I have always defined myself, in part, by my place in my family. I am the fifth child in a family of nine siblings and the first daughter of two daughters. My sister is the eighth child in the family and we are separated by 7 years. Our parents were married at the close of WW2 and we grew up under the strong influence of the Catholic Church. Our parents remained married until my dad's death in 1996 so there were no step siblings or half siblings involved in my life.
My sibs shaped who I am in ways that I can only imagine. I know their impact on who I am today was huge and, frankly, they remain the most influential people in my life. They matter to me. Growing up, I counted on them for companionship, for guidance, for goofiness, for friendship. Who they are now and the struggles and joys of their lives today matter to me a great deal.
My sister, who shares my outlook on family, gave me this book for my birthday and I found it to be an absorbing read. Really, there were no surprises in it but it was enjoyable to read and to relate to the families referenced. The author, Jeffrey Kluger, grew up as the second child in a family of four boys (which later expanded to include two half siblings and a step sibling). His childhood seemed so much more tumultuous than mine but his observations and documentation of siblings, in general, are interesting to me. Chapters include discussions of birth order, how families change (the family I was born into is not the same family that my oldest brother, my youngest brother, or my sister, or any of my siblings were born into),

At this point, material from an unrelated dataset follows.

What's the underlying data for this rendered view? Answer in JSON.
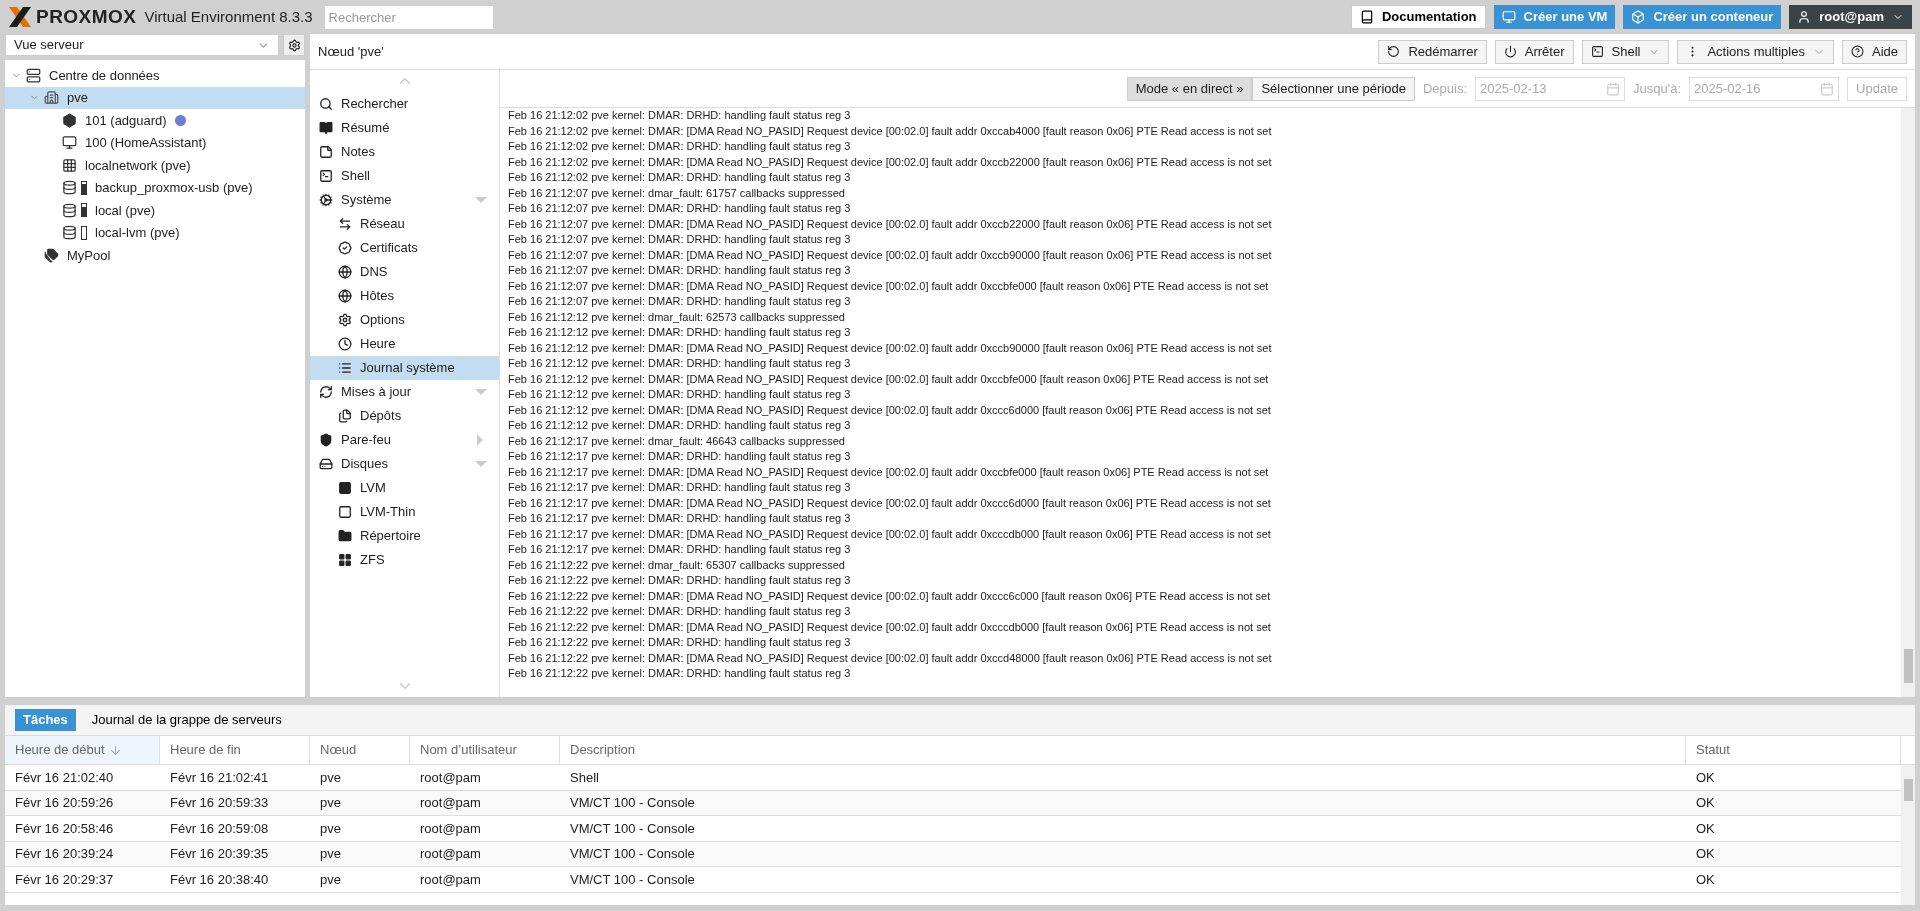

the presence and consequences of favoritism in families, siblings raising siblings, and the ties that bind siblings during the adult years.
I know my brothers and sister would agree that we were fortunate to have each other. There was support, comfort, and companionship in numbers. I know that there were times when we each "got lost in the shuffle" and I suspect that the sheer volume of noise and personalities overwhelmed me and at least some, if not all, of my sibs (not to mention the 'rents). It was easy to be overlooked and to stay quiet to avoid being seen when you didn't want to be seen. It was also easy to hide in the shadow of a sibling or to delight in the friendship of a sibling.
My siblings are the people who have known me the longest. They grew up with me, through little kidhood, adolescence, marriages, child rearing, and who will continue to stand with me at funerals until, sadly, there is only one standing. We watched each other make choices in life and play them out. I suspect one of the surprises of my later life might be the connections I continue to grow with my brothers and my sister.
As I noted, Mr. Kluger's book doesn't really hold new information for me. I've lived his book and maybe that's why I found it interesting. Maybe you will too.